> YOUR ASSIGNMENT:
Could each entry below be printed again exactly as given?

(Excerpts from an interface dataset)

■ ■ ■ ■ ■ ■ ■

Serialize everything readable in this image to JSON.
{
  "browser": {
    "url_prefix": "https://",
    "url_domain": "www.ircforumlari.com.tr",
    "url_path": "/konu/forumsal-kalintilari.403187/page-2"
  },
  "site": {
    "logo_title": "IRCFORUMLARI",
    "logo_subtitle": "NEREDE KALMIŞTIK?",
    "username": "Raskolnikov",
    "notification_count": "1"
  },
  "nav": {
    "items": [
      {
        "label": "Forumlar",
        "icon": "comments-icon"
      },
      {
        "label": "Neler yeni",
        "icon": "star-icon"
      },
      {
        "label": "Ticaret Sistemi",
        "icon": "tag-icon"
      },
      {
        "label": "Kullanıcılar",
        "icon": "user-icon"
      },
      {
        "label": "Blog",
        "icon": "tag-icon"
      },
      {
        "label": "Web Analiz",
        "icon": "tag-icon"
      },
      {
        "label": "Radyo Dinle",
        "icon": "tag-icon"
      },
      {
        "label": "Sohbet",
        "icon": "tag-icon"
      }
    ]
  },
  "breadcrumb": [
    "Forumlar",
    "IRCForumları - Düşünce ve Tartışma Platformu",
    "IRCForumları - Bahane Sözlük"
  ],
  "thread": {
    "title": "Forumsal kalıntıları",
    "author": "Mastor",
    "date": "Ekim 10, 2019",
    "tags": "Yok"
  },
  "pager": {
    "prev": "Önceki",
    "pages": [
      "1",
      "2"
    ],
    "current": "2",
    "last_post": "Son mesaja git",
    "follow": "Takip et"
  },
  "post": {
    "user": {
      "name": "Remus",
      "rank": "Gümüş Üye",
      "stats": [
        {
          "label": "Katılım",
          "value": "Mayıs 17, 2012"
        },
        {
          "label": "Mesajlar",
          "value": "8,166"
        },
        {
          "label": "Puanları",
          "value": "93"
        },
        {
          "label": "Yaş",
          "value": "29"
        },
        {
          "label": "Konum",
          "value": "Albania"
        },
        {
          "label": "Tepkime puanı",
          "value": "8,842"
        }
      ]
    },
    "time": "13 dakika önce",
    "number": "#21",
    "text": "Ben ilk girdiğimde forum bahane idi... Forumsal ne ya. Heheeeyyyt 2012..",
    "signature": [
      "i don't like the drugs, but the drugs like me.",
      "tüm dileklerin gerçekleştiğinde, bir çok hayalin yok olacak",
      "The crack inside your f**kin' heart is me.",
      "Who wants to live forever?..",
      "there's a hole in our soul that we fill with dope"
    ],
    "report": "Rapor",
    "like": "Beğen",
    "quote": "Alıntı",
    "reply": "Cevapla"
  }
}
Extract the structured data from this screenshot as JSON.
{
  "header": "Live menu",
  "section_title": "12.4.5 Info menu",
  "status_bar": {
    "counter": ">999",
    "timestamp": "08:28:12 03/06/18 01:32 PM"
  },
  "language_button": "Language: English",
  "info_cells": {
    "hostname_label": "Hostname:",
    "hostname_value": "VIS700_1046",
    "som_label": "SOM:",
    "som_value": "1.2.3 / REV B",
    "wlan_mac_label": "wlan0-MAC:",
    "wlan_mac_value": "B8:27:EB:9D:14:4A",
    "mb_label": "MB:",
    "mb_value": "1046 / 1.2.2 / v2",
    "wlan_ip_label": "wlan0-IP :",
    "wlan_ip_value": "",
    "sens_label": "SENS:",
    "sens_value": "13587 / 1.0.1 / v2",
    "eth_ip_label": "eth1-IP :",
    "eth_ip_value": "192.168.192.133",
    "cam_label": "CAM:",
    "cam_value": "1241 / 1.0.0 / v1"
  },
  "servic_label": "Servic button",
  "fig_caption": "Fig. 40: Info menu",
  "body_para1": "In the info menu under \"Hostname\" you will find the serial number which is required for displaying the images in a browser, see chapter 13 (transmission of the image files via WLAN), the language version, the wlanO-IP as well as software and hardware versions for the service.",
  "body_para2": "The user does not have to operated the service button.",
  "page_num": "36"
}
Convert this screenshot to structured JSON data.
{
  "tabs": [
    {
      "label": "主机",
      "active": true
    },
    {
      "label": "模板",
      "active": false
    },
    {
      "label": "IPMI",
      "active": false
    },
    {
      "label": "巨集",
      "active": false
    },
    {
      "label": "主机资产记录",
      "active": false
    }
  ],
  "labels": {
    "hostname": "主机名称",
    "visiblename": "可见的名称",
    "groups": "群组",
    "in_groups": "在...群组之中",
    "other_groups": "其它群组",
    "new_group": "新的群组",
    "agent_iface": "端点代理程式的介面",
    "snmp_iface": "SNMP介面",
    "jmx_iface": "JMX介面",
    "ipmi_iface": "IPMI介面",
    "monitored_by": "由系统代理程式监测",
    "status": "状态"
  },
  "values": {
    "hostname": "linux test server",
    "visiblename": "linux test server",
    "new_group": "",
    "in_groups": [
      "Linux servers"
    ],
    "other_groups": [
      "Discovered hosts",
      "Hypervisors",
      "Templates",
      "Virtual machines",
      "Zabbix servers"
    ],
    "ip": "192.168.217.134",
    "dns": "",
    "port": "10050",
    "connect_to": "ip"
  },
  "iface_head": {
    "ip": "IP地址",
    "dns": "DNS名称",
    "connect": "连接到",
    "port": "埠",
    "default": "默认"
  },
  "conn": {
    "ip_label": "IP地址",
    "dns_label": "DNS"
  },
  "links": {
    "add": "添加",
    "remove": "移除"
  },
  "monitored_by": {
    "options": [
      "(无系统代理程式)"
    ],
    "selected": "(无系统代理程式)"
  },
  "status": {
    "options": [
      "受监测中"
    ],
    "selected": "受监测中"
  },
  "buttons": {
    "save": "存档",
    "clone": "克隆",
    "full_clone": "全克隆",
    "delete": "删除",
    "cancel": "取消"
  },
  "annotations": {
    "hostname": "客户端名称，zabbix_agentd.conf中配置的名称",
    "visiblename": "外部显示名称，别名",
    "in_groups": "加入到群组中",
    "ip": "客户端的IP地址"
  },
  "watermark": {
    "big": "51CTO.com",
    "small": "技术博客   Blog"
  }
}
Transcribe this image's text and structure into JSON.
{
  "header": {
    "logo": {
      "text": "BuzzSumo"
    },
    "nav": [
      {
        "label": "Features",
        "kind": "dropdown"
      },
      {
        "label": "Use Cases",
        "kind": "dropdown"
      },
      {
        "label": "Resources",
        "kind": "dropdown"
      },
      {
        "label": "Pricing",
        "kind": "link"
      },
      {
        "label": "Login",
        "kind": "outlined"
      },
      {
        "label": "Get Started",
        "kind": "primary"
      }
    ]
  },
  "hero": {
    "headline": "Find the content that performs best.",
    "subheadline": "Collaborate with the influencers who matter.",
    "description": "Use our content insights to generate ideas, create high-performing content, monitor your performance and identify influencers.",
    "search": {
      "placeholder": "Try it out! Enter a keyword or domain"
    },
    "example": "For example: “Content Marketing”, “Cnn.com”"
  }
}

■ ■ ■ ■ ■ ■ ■

> TASK RESULT:
Serialize everything readable in this image to JSON.
{
  "browser": {
    "url_prefix": "https://",
    "url_domain": "www.ircforumlari.com.tr",
    "url_path": "/konu/forumsal-kalintilari.403187/page-2"
  },
  "site": {
    "logo_title": "IRCFORUMLARI",
    "logo_subtitle": "NEREDE KALMIŞTIK?",
    "username": "Raskolnikov",
    "notification_count": "1"
  },
  "nav": {
    "items": [
      {
        "label": "Forumlar",
        "icon": "comments-icon"
      },
      {
        "label": "Neler yeni",
        "icon": "star-icon"
      },
      {
        "label": "Ticaret Sistemi",
        "icon": "tag-icon"
      },
      {
        "label": "Kullanıcılar",
        "icon": "user-icon"
      },
      {
        "label": "Blog",
        "icon": "tag-icon"
      },
      {
        "label": "Web Analiz",
        "icon": "tag-icon"
      },
      {
        "label": "Radyo Dinle",
        "icon": "tag-icon"
      },
      {
        "label": "Sohbet",
        "icon": "tag-icon"
      }
    ]
  },
  "breadcrumb": [
    "Forumlar",
    "IRCForumları - Düşünce ve Tartışma Platformu",
    "IRCForumları - Bahane Sözlük"
  ],
  "thread": {
    "title": "Forumsal kalıntıları",
    "author": "Mastor",
    "date": "Ekim 10, 2019",
    "tags": "Yok"
  },
  "pager": {
    "prev": "Önceki",
    "pages": [
      "1",
      "2"
    ],
    "current": "2",
    "last_post": "Son mesaja git",
    "follow": "Takip et"
  },
  "post": {
    "user": {
      "name": "Remus",
      "rank": "Gümüş Üye",
      "stats": [
        {
          "label": "Katılım",
          "value": "Mayıs 17, 2012"
        },
        {
          "label": "Mesajlar",
          "value": "8,166"
        },
        {
          "label": "Puanları",
          "value": "93"
        },
        {
          "label": "Yaş",
          "value": "29"
        },
        {
          "label": "Konum",
          "value": "Albania"
        },
        {
          "label": "Tepkime puanı",
          "value": "8,842"
        }
      ]
    },
    "time": "13 dakika önce",
    "number": "#21",
    "text": "Ben ilk girdiğimde forum bahane idi... Forumsal ne ya. Heheeeyyyt 2012..",
    "signature": [
      "i don't like the drugs, but the drugs like me.",
      "tüm dileklerin gerçekleştiğinde, bir çok hayalin yok olacak",
      "The crack inside your f**kin' heart is me.",
      "Who wants to live forever?..",
      "there's a hole in our soul that we fill with dope"
    ],
    "report": "Rapor",
    "like": "Beğen",
    "quote": "Alıntı",
    "reply": "Cevapla"
  }
}
Extract the structured data from this screenshot as JSON.
{
  "header": "Live menu",
  "section_title": "12.4.5 Info menu",
  "status_bar": {
    "counter": ">999",
    "timestamp": "08:28:12 03/06/18 01:32 PM"
  },
  "language_button": "Language: English",
  "info_cells": {
    "hostname_label": "Hostname:",
    "hostname_value": "VIS700_1046",
    "som_label": "SOM:",
    "som_value": "1.2.3 / REV B",
    "wlan_mac_label": "wlan0-MAC:",
    "wlan_mac_value": "B8:27:EB:9D:14:4A",
    "mb_label": "MB:",
    "mb_value": "1046 / 1.2.2 / v2",
    "wlan_ip_label": "wlan0-IP :",
    "wlan_ip_value": "",
    "sens_label": "SENS:",
    "sens_value": "13587 / 1.0.1 / v2",
    "eth_ip_label": "eth1-IP :",
    "eth_ip_value": "192.168.192.133",
    "cam_label": "CAM:",
    "cam_value": "1241 / 1.0.0 / v1"
  },
  "servic_label": "Servic button",
  "fig_caption": "Fig. 40: Info menu",
  "body_para1": "In the info menu under \"Hostname\" you will find the serial number which is required for displaying the images in a browser, see chapter 13 (transmission of the image files via WLAN), the language version, the wlanO-IP as well as software and hardware versions for the service.",
  "body_para2": "The user does not have to operated the service button.",
  "page_num": "36"
}
Convert this screenshot to structured JSON data.
{
  "tabs": [
    {
      "label": "主机",
      "active": true
    },
    {
      "label": "模板",
      "active": false
    },
    {
      "label": "IPMI",
      "active": false
    },
    {
      "label": "巨集",
      "active": false
    },
    {
      "label": "主机资产记录",
      "active": false
    }
  ],
  "labels": {
    "hostname": "主机名称",
    "visiblename": "可见的名称",
    "groups": "群组",
    "in_groups": "在...群组之中",
    "other_groups": "其它群组",
    "new_group": "新的群组",
    "agent_iface": "端点代理程式的介面",
    "snmp_iface": "SNMP介面",
    "jmx_iface": "JMX介面",
    "ipmi_iface": "IPMI介面",
    "monitored_by": "由系统代理程式监测",
    "status": "状态"
  },
  "values": {
    "hostname": "linux test server",
    "visiblename": "linux test server",
    "new_group": "",
    "in_groups": [
      "Linux servers"
    ],
    "other_groups": [
      "Discovered hosts",
      "Hypervisors",
      "Templates",
      "Virtual machines",
      "Zabbix servers"
    ],
    "ip": "192.168.217.134",
    "dns": "",
    "port": "10050",
    "connect_to": "ip"
  },
  "iface_head": {
    "ip": "IP地址",
    "dns": "DNS名称",
    "connect": "连接到",
    "port": "埠",
    "default": "默认"
  },
  "conn": {
    "ip_label": "IP地址",
    "dns_label": "DNS"
  },
  "links": {
    "add": "添加",
    "remove": "移除"
  },
  "monitored_by": {
    "options": [
      "(无系统代理程式)"
    ],
    "selected": "(无系统代理程式)"
  },
  "status": {
    "options": [
      "受监测中"
    ],
    "selected": "受监测中"
  },
  "buttons": {
    "save": "存档",
    "clone": "克隆",
    "full_clone": "全克隆",
    "delete": "删除",
    "cancel": "取消"
  },
  "annotations": {
    "hostname": "客户端名称，zabbix_agentd.conf中配置的名称",
    "visiblename": "外部显示名称，别名",
    "in_groups": "加入到群组中",
    "ip": "客户端的IP地址"
  },
  "watermark": {
    "big": "51CTO.com",
    "small": "技术博客   Blog"
  }
}
Transcribe this image's text and structure into JSON.
{
  "header": {
    "logo": {
      "text": "BuzzSumo"
    },
    "nav": [
      {
        "label": "Features",
        "kind": "dropdown"
      },
      {
        "label": "Use Cases",
        "kind": "dropdown"
      },
      {
        "label": "Resources",
        "kind": "dropdown"
      },
      {
        "label": "Pricing",
        "kind": "link"
      },
      {
        "label": "Login",
        "kind": "outlined"
      },
      {
        "label": "Get Started",
        "kind": "primary"
      }
    ]
  },
  "hero": {
    "headline": "Find the content that performs best.",
    "subheadline": "Collaborate with the influencers who matter.",
    "description": "Use our content insights to generate ideas, create high-performing content, monitor your performance and identify influencers.",
    "search": {
      "placeholder": "Try it out! Enter a keyword or domain"
    },
    "example": "For example: “Content Marketing”, “Cnn.com”"
  }
}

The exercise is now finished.